** MATERIAL PROVIDED follows **
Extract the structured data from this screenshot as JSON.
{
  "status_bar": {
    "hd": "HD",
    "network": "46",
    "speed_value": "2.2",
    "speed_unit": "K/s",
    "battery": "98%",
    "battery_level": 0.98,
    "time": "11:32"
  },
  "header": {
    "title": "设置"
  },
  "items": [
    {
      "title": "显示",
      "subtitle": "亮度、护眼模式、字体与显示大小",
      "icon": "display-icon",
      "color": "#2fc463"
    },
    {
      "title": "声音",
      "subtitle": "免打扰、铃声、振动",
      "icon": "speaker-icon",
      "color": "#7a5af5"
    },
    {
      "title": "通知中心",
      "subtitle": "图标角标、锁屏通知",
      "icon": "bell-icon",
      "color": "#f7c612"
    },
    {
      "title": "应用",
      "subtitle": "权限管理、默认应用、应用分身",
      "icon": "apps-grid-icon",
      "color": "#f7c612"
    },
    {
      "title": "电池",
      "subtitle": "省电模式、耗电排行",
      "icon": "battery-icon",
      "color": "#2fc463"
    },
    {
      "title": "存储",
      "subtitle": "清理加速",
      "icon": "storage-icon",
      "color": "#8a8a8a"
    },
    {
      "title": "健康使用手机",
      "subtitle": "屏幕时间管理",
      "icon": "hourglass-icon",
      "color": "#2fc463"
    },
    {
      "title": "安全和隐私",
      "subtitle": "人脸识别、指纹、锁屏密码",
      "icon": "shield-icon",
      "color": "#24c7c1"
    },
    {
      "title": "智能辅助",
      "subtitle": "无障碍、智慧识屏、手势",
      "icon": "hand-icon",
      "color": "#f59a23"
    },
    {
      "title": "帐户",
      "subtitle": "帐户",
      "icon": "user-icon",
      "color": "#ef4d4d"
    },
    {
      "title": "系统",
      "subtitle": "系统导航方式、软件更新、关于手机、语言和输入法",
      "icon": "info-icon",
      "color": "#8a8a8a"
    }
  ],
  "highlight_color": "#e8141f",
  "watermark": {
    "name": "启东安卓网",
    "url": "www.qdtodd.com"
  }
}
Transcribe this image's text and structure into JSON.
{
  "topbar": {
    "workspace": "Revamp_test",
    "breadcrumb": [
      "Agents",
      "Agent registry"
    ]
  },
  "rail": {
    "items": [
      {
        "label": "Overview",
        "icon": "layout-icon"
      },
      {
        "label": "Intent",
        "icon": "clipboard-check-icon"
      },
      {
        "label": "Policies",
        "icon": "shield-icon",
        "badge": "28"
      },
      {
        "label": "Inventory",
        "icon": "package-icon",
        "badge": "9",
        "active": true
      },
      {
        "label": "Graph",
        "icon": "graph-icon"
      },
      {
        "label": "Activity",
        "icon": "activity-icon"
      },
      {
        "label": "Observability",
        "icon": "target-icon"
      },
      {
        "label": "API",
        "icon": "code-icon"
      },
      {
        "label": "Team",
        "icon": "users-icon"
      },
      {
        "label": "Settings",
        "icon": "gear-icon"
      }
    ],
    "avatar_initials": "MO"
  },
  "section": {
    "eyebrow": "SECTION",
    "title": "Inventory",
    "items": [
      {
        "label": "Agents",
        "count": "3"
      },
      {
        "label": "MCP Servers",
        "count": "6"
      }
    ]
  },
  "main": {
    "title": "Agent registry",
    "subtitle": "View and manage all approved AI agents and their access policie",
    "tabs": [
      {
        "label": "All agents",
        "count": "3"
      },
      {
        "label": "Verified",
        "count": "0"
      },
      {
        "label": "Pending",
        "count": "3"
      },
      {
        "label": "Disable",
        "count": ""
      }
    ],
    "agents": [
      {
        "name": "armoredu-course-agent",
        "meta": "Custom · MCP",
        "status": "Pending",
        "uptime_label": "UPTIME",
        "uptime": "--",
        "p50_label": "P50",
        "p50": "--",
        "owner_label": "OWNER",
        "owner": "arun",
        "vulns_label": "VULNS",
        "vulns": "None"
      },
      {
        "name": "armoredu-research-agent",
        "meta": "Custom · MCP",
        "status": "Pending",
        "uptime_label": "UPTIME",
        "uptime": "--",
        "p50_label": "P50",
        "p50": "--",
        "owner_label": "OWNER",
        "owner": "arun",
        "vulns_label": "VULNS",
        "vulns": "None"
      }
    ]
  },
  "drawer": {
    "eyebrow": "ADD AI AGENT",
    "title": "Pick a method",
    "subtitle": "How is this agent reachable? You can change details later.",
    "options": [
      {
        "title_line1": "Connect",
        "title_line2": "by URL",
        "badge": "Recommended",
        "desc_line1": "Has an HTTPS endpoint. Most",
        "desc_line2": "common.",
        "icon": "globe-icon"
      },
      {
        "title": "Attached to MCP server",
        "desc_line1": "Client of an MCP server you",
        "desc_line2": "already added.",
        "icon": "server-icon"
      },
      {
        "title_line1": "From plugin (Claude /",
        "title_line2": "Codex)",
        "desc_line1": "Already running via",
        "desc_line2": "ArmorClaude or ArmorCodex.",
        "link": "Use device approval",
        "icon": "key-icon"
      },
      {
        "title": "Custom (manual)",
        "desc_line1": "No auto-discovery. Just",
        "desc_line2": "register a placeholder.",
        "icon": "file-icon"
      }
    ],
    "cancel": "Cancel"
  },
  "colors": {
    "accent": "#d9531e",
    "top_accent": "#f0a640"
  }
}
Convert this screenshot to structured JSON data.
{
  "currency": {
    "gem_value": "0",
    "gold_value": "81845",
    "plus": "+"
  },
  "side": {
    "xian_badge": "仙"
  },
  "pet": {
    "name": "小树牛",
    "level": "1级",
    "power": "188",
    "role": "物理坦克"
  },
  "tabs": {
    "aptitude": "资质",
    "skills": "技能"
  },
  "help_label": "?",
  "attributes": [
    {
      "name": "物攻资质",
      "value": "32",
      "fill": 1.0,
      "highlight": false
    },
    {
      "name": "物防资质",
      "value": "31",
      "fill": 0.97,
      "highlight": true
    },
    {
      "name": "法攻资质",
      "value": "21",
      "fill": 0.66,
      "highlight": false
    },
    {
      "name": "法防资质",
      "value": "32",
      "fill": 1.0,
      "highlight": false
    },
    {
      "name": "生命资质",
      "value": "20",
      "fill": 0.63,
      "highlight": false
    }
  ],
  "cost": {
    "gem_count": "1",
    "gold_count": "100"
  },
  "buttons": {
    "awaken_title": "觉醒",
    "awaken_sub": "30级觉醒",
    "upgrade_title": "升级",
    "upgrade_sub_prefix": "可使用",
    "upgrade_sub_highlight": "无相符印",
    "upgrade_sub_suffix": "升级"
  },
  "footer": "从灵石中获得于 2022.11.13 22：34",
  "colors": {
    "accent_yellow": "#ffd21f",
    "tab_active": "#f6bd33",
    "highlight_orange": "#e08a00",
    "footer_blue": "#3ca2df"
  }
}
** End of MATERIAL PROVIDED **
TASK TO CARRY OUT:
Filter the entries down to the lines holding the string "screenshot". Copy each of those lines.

REPLY:
Extract the structured data from this screenshot as JSON.
Convert this screenshot to structured JSON data.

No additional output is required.